(Stored records)
#####
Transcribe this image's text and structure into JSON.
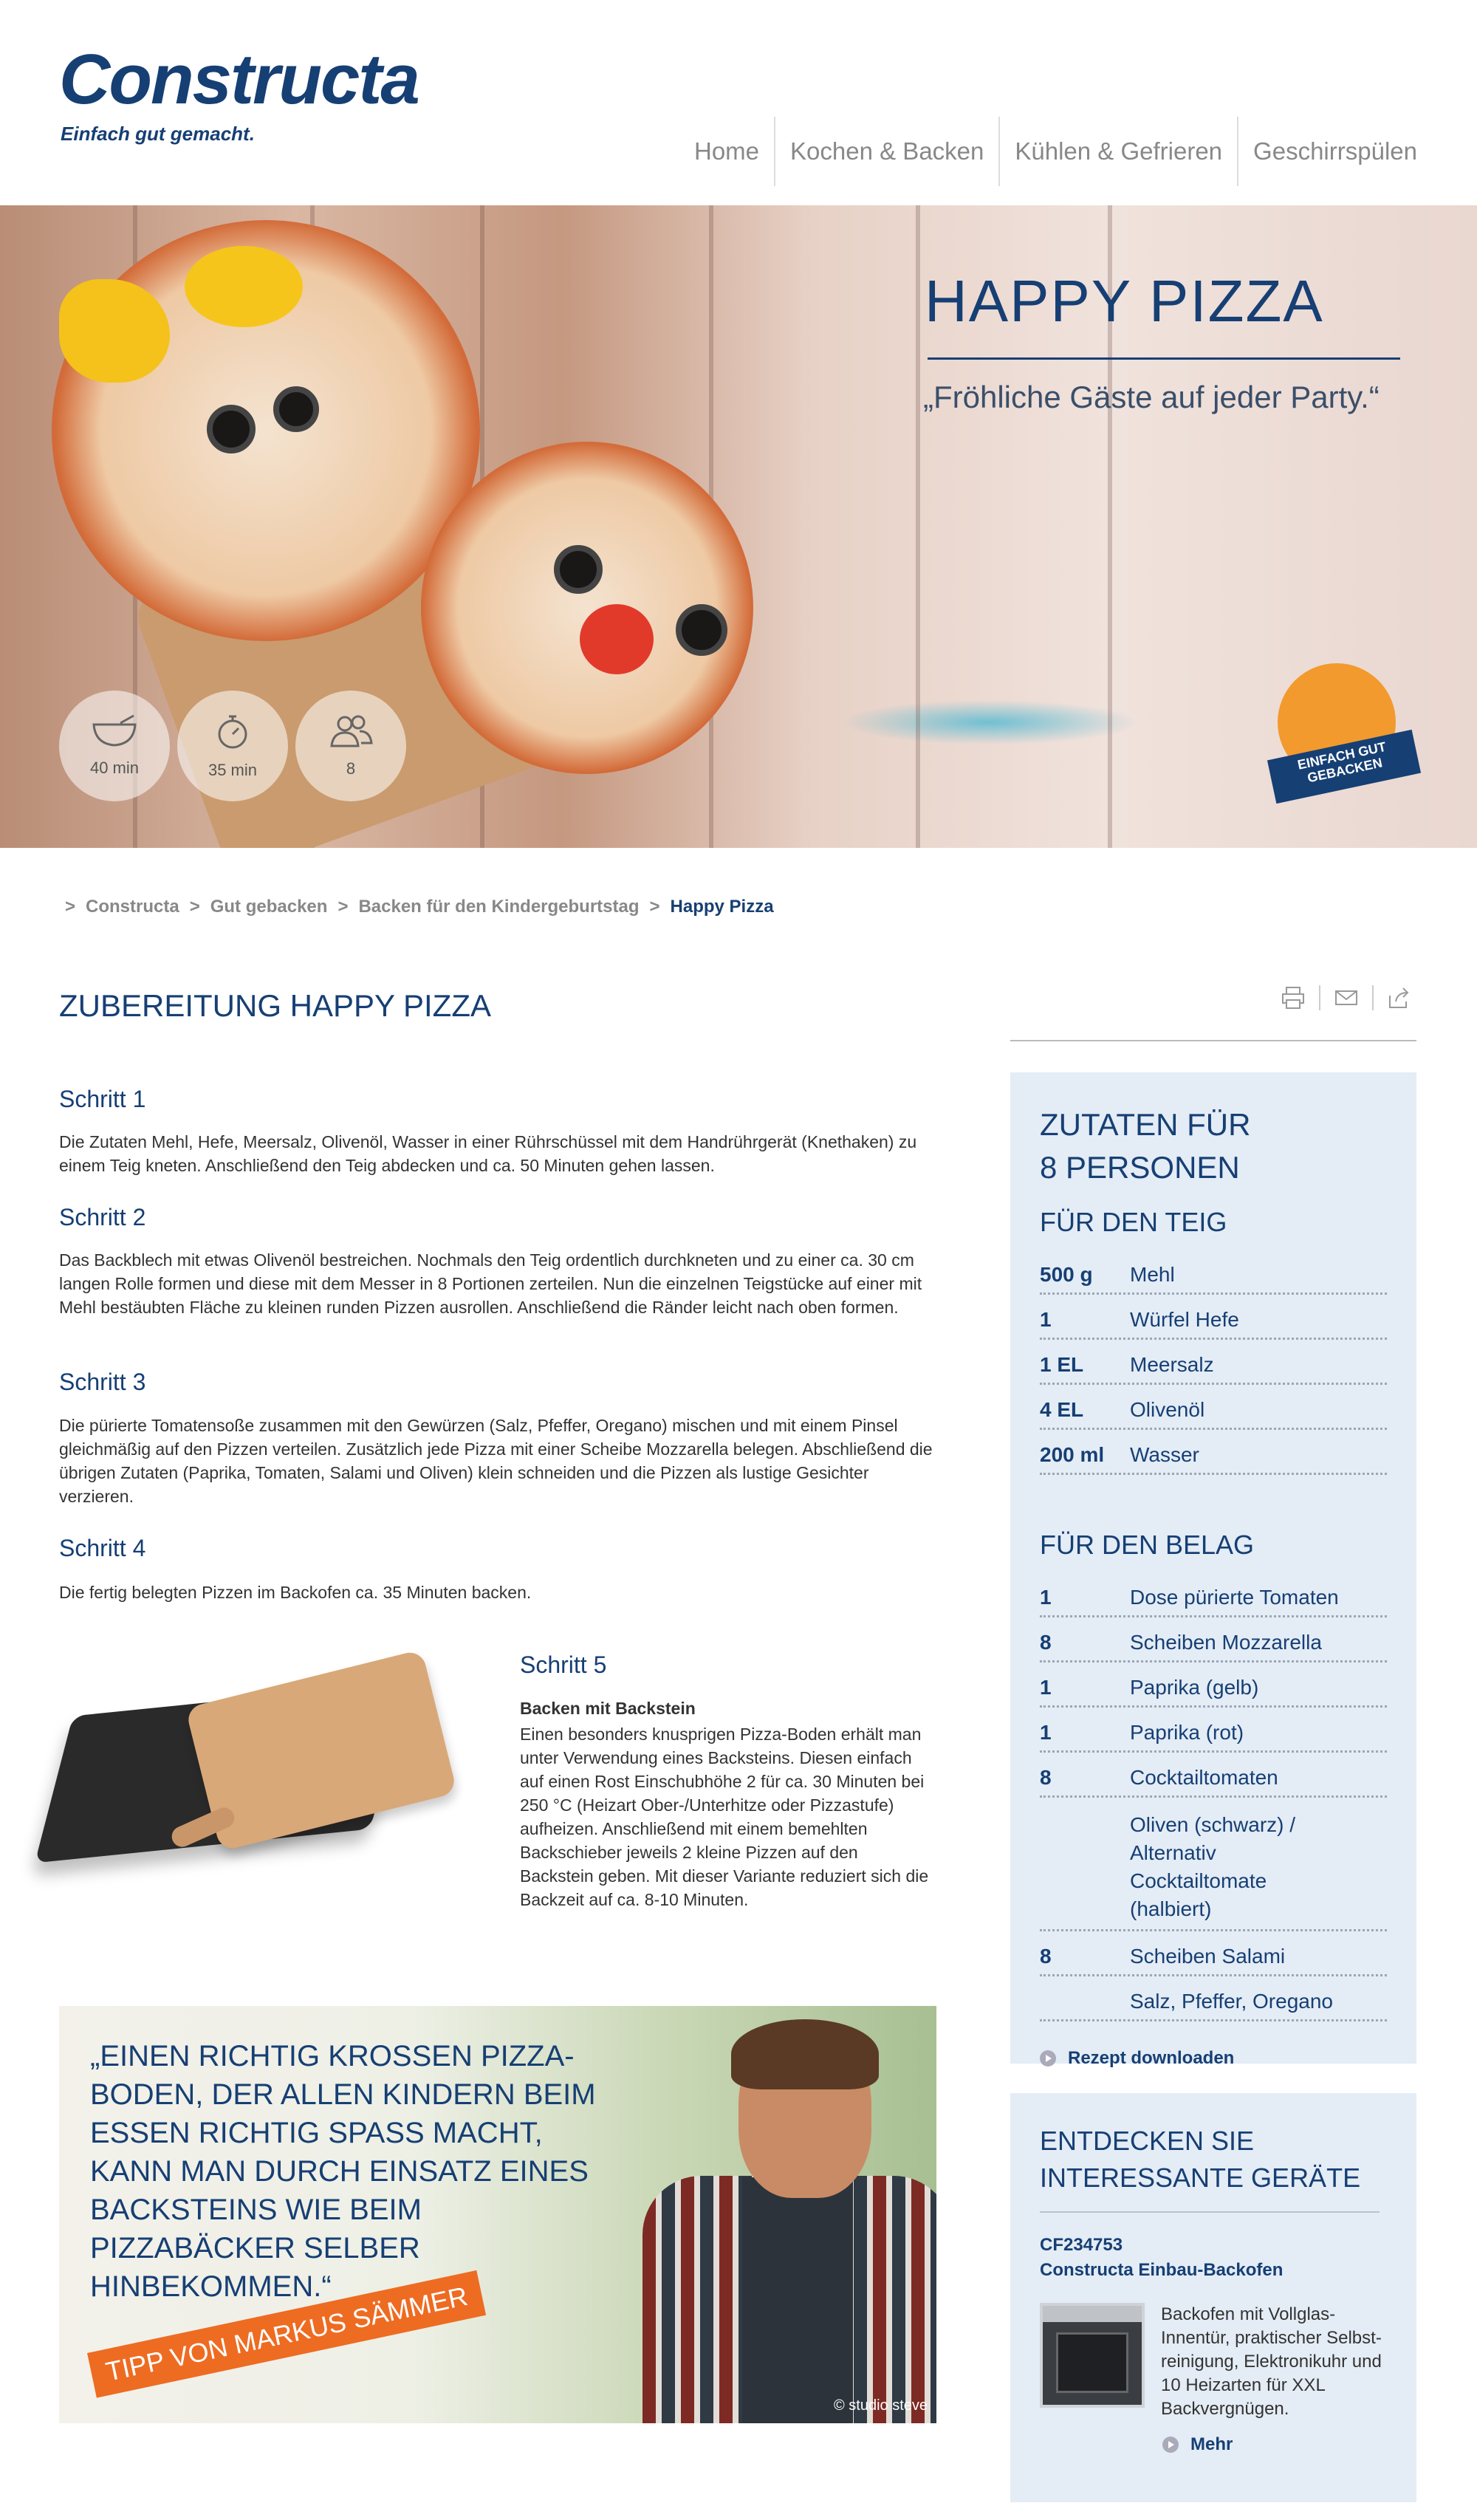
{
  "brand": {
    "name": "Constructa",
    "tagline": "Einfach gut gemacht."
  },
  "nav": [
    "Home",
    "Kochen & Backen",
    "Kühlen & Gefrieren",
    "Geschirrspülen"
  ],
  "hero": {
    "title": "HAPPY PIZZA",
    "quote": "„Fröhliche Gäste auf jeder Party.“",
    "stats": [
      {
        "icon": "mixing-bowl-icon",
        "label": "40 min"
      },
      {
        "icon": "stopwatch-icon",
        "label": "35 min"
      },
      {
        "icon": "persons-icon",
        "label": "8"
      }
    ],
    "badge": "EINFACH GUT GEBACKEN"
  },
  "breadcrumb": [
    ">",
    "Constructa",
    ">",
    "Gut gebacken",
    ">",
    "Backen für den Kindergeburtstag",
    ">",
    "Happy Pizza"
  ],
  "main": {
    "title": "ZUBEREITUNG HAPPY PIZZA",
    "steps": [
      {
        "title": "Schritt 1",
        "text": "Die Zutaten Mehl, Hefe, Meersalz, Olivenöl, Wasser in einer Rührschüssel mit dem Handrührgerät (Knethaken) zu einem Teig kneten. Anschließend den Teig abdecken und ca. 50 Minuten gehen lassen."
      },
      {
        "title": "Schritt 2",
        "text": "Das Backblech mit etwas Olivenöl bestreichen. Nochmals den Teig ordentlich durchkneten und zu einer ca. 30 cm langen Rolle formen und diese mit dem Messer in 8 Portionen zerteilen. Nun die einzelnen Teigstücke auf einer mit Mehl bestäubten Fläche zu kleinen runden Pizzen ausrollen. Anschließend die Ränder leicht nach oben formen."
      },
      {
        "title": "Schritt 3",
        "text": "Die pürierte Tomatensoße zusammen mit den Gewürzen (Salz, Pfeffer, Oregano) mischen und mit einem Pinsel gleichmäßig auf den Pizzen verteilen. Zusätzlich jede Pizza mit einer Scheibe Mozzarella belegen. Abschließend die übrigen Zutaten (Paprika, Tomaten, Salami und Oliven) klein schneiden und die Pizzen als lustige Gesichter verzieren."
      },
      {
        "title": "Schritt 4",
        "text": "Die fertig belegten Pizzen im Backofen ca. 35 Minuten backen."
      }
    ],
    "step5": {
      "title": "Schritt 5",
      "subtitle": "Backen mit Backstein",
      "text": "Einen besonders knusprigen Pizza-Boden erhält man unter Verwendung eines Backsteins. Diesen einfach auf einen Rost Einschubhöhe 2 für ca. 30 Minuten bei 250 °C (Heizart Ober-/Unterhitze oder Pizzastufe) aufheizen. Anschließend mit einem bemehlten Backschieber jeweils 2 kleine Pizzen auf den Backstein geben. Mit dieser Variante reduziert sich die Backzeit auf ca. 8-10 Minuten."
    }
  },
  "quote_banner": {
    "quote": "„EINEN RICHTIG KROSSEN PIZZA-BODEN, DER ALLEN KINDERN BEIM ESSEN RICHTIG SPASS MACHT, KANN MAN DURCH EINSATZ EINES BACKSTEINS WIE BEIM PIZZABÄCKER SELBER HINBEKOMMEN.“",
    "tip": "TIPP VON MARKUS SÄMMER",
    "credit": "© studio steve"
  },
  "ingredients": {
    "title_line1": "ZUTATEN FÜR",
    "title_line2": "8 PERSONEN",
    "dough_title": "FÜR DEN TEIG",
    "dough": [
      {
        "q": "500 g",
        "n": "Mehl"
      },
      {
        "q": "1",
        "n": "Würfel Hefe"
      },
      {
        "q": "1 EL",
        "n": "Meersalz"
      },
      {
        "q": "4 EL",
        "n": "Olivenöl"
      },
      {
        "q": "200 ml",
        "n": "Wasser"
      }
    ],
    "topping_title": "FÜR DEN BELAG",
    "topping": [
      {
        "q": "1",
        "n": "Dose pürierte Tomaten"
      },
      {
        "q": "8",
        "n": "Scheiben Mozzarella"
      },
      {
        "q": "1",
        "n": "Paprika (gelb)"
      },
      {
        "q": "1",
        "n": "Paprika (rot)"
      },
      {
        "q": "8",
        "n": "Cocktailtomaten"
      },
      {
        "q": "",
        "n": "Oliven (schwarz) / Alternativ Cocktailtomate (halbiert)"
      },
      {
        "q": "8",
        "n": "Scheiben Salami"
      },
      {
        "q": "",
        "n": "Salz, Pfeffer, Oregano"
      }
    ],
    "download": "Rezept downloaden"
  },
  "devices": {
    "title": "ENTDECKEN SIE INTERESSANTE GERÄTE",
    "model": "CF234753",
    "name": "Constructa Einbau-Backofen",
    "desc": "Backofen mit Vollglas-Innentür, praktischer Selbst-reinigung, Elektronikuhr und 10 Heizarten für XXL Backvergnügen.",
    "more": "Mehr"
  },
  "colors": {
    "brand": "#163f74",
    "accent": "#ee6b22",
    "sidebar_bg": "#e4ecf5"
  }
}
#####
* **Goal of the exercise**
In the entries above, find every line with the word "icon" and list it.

* **Result of this task**
        "icon": "mixing-bowl-icon",
        "icon": "stopwatch-icon",
        "icon": "persons-icon",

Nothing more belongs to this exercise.